wait4() is another alternate interface. With a pid argument of 0, it is equivalent to wait3(). If pid has a nonzero value, then wait4() returns status only for the indicated process ID, but not for any other child processes.
WIFSTOPPED, WIFSIGNALED, WIFEXITED, are macros that take an argument status, of type int, as returned by wait(), or wait3(), or wait4(). WIFSTOPPED evaluates to true (1) when the process for which the wait() call was made is stopped, or to false (0) otherwise. WIFSIGNALED evaluates to true when the process was terminated with a signal. WIFEXITED evaluates to true when the process exited by using an exit(2) call.
If wait()or waitpid() returns due to a stopped or terminated child process, the process ID of the child is returned to the calling process. Otherwise, a value of -1 is returned and errno is set to indicate the error.
If wait() or waitpid() return due to the delivery of a signal to the calling process, a value of -1 is returned and errno is set to EINTR. If waitpid() function was invoked with WNOHANG set in options, it has at least one child process specified by pid for which status is not available, and status is not available for any process specified by pid, a value of zero is returned. Otherwise, a value of -1 is returned, and errno is set to indicate the error.
wait3( ) and wait4( ) return 0 if WNOHANG is specified and there are no stopped or exited children, and returns the process ID of the child process if it returns due to a stopped or terminated child process. Otherwise, they returns a value of -1 and sets errno to indicate the error.
The wait(), wait3() and wait4() functions will fail and return immediately if:
The calling process has no existing unwaited-for child processes.
The status or rusage arguments point to an illegal address.
waitpid() may set errno to:

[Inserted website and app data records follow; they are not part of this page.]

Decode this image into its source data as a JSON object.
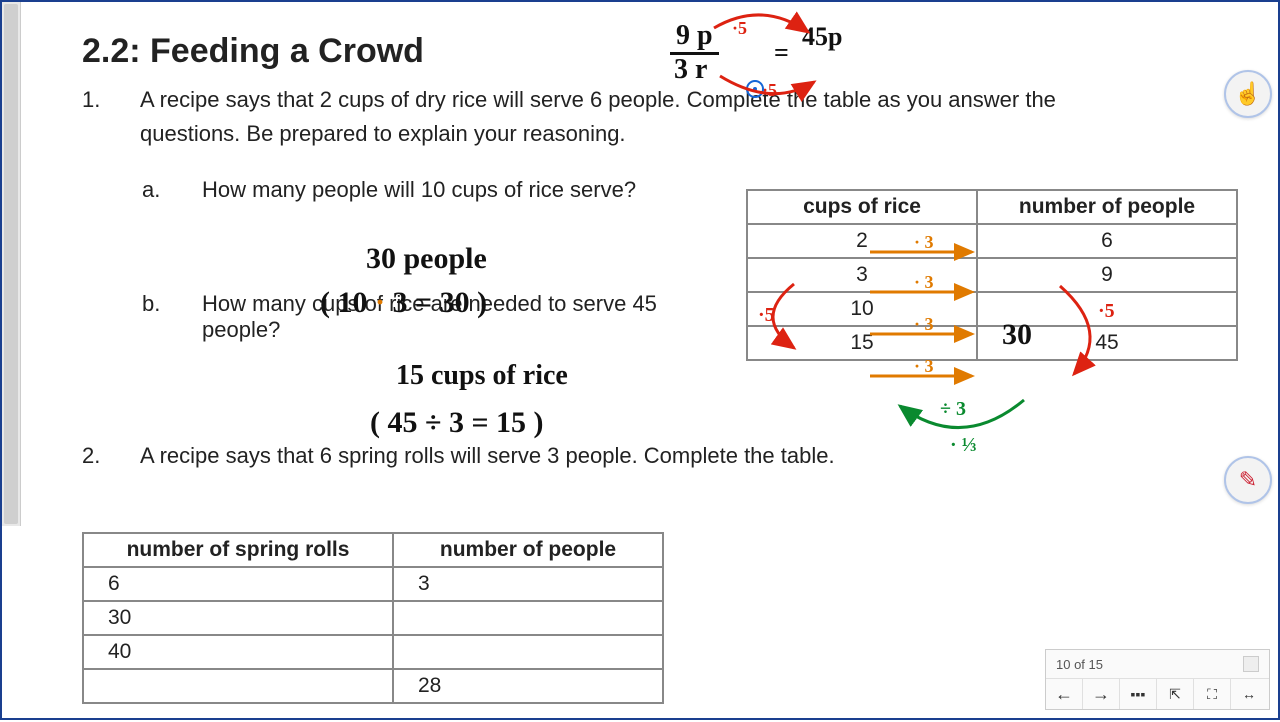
{
  "title": "2.2: Feeding a Crowd",
  "q1": {
    "num": "1.",
    "text": "A recipe says that 2 cups of dry rice will serve 6 people. Complete the table as you answer the questions. Be prepared to explain your reasoning.",
    "a": {
      "letter": "a.",
      "text": "How many people will 10 cups of rice serve?"
    },
    "b": {
      "letter": "b.",
      "text": "How many cups of rice are needed to serve 45 people?"
    }
  },
  "q2": {
    "num": "2.",
    "text": "A recipe says that 6 spring rolls will serve 3 people. Complete the table."
  },
  "rice_table": {
    "h1": "cups of rice",
    "h2": "number of people",
    "rows": [
      {
        "c": "2",
        "p": "6"
      },
      {
        "c": "3",
        "p": "9"
      },
      {
        "c": "10",
        "p": "30"
      },
      {
        "c": "15",
        "p": "45"
      }
    ]
  },
  "rolls_table": {
    "h1": "number of spring rolls",
    "h2": "number of people",
    "rows": [
      {
        "s": "6",
        "p": "3"
      },
      {
        "s": "30",
        "p": ""
      },
      {
        "s": "40",
        "p": ""
      },
      {
        "s": "",
        "p": "28"
      }
    ]
  },
  "handwriting": {
    "topfrac_num": "9 p",
    "topfrac_den": "3 r",
    "topfrac_eq": "=",
    "topfrac_rhs": "45p",
    "topfrac_mult_top": "·5",
    "topfrac_mult_bot": "·5",
    "ans_a1": "30 people",
    "ans_a2_open": "( 10",
    "ans_a2_dot": " · ",
    "ans_a2_rest": "3 = 30 )",
    "ans_b1": "15 cups of rice",
    "ans_b2": "( 45 ÷ 3 = 15 )",
    "row30": "30",
    "o_mult": "· 3",
    "left_red": "·5",
    "right_red": "·5",
    "g_div": "÷ 3",
    "g_frac": "· ⅓"
  },
  "nav": {
    "page": "10 of 15"
  },
  "icons": {
    "hand": "☝",
    "pen": "✎",
    "prev": "←",
    "next": "→",
    "menu": "▪▪▪",
    "fit_page": "⇱",
    "fit_width": "⛶",
    "two_way": "↔"
  }
}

The process or process group specified by pid does not exist or is not a child of the calling process.
The function was interrupted by a signal. The value of the location pointed to by statusp is undefined.
The value of options is not valid.
wait(), and wait3(), and wait4() will terminate prematurely, return -1, and set errno to EINTR upon the arrival of a signal whose SV_INTERRUPT bit in its flags field is set (see sigvec(3UCB) and siginterrupt(3UCB)). signal(3UCB), sets this bit for any signal it catches.
Use of these interfaces should be restricted to only applications written on BSD platforms. Use of these interfaces with any of the system libraries or in multi-thread applications is unsupported.
If a parent process terminates without waiting on its children, the initialization process (process ID = 1) inherits the children.
The wait(), wait3(), and wait4() functions are automatically restarted when a process receives a signal while awaiting termination of a child process, unless the SV_INTERRUPT bit is set in the flags for that signal.
Calls to wait() with an argument of 0 should be cast to type `int *', as in:
Previous SunOS releases used union wait*statusp and union wait status in place of int *statusp and int status. The union contained a member w_status that could be treated in the same way as status.
Other members of the wait union could be used to extract this information more conveniently:
If the w_stopval member had the value WSTOPPED, the child process had stopped; the value of the w_stopsig member was the signal that stopped the process.
If the w_termsig member was non-zero, the child process terminated due to a signal; the value of the w_termsig member was the number of the signal that terminated the process. If the w_coredump member was non-zero, a core dump was produced.
Otherwise, the child process terminated due to a call to exit(). The value of the w_retcode member was the low-order 8 bits of the argument that the child process passed to exit().
union wait is obsolete in light of the new specifications provided by IEEE Std 1003.1-1988 and endorsed by SVID89 and XPG3. SunOS Release 4.1 supports unionwait for backward compatibility, but it will disappear in a future release.